Mr. President, I would be the first to acknowledge the degree of your personal commitment to bringing peace to this troubled region. In fact, the peace process could not have been initiated and would not have survived without the patient and determined efforts of the United States of America and especially under your leadership. (Applause.)

Though there is today every reason for us to rejoice at the recent Israeli withdrawal from South Lebanon, the Kingdom of Morocco expresses the most fervent desire to see negotiations resume with Syria for the retrocession of the occupied Golan, as well as fair implementation of commitments made regarding the national and territorial rights for the Palestinian people which make up the Gordion Knot of the Arab-Israeli conflict.

In this respect, Israel, having no reason to fear for its national security should, with warranty from its partners, accept the idea that the peoples of the region may exist and live together in peace and dignity on the land of their common ancestors.

In my capacity as Chairman of the Al Qods Committee, a task I am assuming on behalf of the Organization of the Islamic Conference, I will insist particularly on the status of the city, holy for the three monotheistic religions, so that all believers can pray together full of hope to one God. My heart is set on this ideal of love and this culture of comfort in this region so dear to us all where, together, we should continue without respite our work as founders and builders of peace.

Mr. President, because of our solidarity with Africa, this cradle of mankind, whose future will undoubtedly belie the present sufferings, we follow with great interest the ongoing American initiatives aimed at the recovery and development of this stricken continent.

Likewise, we strongly wish for the revival of the Arab-Maghreb Union, viewed by us as an irreversible strategic option, liable to ensure regional security and prosperity while preserving the integrity of the territories.

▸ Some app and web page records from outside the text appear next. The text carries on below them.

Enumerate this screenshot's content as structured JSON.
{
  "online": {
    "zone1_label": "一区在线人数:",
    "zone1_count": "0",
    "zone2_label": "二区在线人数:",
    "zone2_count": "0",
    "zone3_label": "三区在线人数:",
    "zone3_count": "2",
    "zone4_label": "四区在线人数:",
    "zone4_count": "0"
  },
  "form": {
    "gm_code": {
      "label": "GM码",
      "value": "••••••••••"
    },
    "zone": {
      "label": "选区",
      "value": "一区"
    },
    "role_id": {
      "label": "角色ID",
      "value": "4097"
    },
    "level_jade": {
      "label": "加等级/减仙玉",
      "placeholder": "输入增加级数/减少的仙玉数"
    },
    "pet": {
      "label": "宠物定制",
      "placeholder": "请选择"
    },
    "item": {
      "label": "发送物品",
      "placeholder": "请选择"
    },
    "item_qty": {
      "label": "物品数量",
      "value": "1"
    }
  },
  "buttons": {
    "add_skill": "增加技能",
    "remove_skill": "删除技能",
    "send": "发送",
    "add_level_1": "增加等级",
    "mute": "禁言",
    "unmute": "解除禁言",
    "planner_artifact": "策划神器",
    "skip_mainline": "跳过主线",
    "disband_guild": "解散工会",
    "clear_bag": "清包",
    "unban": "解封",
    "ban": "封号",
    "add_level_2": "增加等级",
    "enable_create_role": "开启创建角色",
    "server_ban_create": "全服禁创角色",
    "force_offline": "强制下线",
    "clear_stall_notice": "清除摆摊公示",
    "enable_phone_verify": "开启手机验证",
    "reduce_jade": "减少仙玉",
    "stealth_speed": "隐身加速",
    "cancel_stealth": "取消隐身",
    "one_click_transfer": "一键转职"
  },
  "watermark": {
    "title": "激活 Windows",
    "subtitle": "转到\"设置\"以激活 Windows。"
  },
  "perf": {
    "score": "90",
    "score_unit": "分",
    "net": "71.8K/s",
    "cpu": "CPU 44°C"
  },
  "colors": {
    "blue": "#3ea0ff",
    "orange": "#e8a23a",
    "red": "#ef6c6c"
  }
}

Mr. President, for all of these issues, I am willing to add my energy and capacity to yours with a view to achieving the noble objectives of liberty, justice, peace and prosperity for all nations.

Ladies and gentlemen, I ask you to rise to pay homage to the President of the United States of America and Mrs. Hillary Clinton, to wish the American government every success in the defense of international justice and legality and the American nation every happiness and prosperity. (Speaking Moroccan.) (Applause.)

(Toasts were exchanged.) (Applause.)

END 9:35 P.M. EDT